= About this task =
Each entry should be returned exactly as written, with no pictures carried over.

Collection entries
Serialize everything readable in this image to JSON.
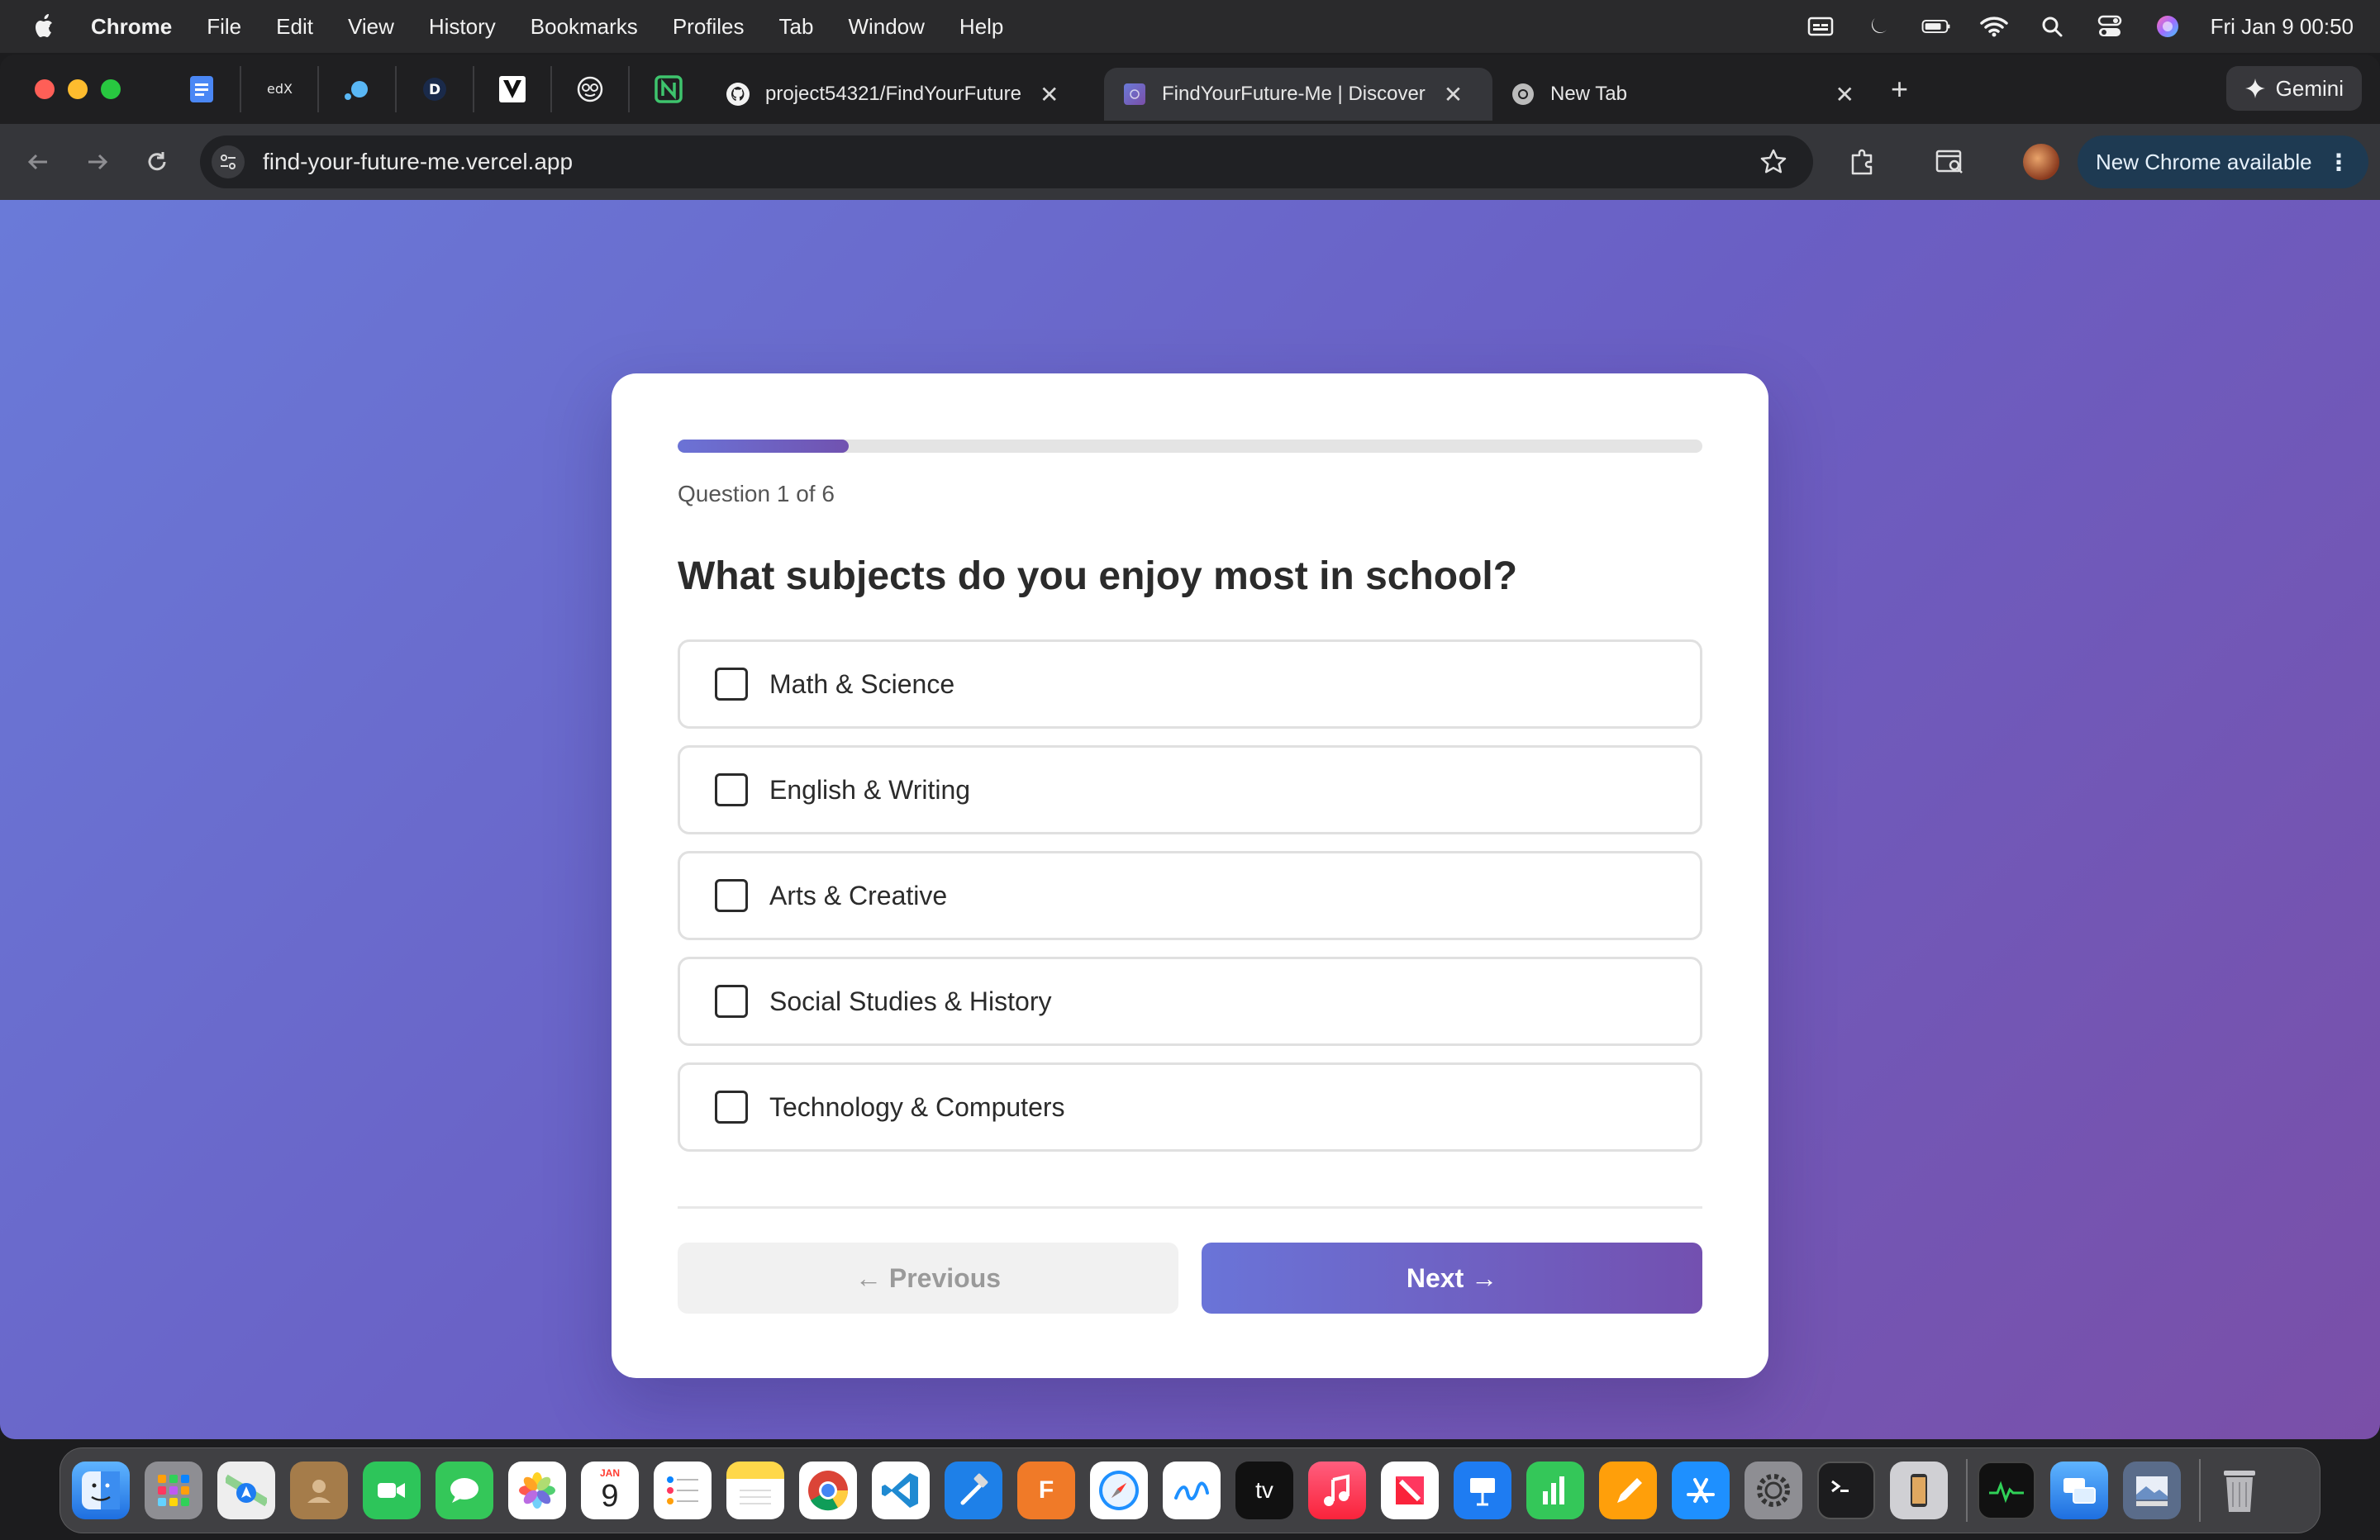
{
  "menubar": {
    "app_name": "Chrome",
    "items": [
      "File",
      "Edit",
      "View",
      "History",
      "Bookmarks",
      "Profiles",
      "Tab",
      "Window",
      "Help"
    ],
    "clock": "Fri Jan 9  00:50"
  },
  "browser": {
    "tabs": [
      {
        "title": "project54321/FindYourFuture",
        "icon": "github-icon"
      },
      {
        "title": "FindYourFuture-Me | Discover",
        "icon": "site-favicon"
      },
      {
        "title": "New Tab",
        "icon": "chrome-icon"
      }
    ],
    "gemini_label": "Gemini",
    "url": "find-your-future-me.vercel.app",
    "update_label": "New Chrome available"
  },
  "quiz": {
    "progress": 0.1667,
    "counter": "Question 1 of 6",
    "question": "What subjects do you enjoy most in school?",
    "options": [
      {
        "label": "Math & Science",
        "checked": false
      },
      {
        "label": "English & Writing",
        "checked": false
      },
      {
        "label": "Arts & Creative",
        "checked": false
      },
      {
        "label": "Social Studies & History",
        "checked": false
      },
      {
        "label": "Technology & Computers",
        "checked": false
      }
    ],
    "prev_label": "← Previous",
    "next_label": "Next →"
  },
  "dock": {
    "calendar_month": "JAN",
    "calendar_day": "9",
    "tv_label": "tv",
    "fusion_label": "F"
  },
  "colors": {
    "accent_start": "#6a74d8",
    "accent_end": "#7350b0",
    "background_start": "#6a7ad8",
    "background_end": "#7a4fa8"
  }
}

= Finished task =
Serialize everything readable in this image to JSON.
{
  "menubar": {
    "app_name": "Chrome",
    "items": [
      "File",
      "Edit",
      "View",
      "History",
      "Bookmarks",
      "Profiles",
      "Tab",
      "Window",
      "Help"
    ],
    "clock": "Fri Jan 9  00:50"
  },
  "browser": {
    "tabs": [
      {
        "title": "project54321/FindYourFuture",
        "icon": "github-icon"
      },
      {
        "title": "FindYourFuture-Me | Discover",
        "icon": "site-favicon"
      },
      {
        "title": "New Tab",
        "icon": "chrome-icon"
      }
    ],
    "gemini_label": "Gemini",
    "url": "find-your-future-me.vercel.app",
    "update_label": "New Chrome available"
  },
  "quiz": {
    "progress": 0.1667,
    "counter": "Question 1 of 6",
    "question": "What subjects do you enjoy most in school?",
    "options": [
      {
        "label": "Math & Science",
        "checked": false
      },
      {
        "label": "English & Writing",
        "checked": false
      },
      {
        "label": "Arts & Creative",
        "checked": false
      },
      {
        "label": "Social Studies & History",
        "checked": false
      },
      {
        "label": "Technology & Computers",
        "checked": false
      }
    ],
    "prev_label": "← Previous",
    "next_label": "Next →"
  },
  "dock": {
    "calendar_month": "JAN",
    "calendar_day": "9",
    "tv_label": "tv",
    "fusion_label": "F"
  },
  "colors": {
    "accent_start": "#6a74d8",
    "accent_end": "#7350b0",
    "background_start": "#6a7ad8",
    "background_end": "#7a4fa8"
  }
}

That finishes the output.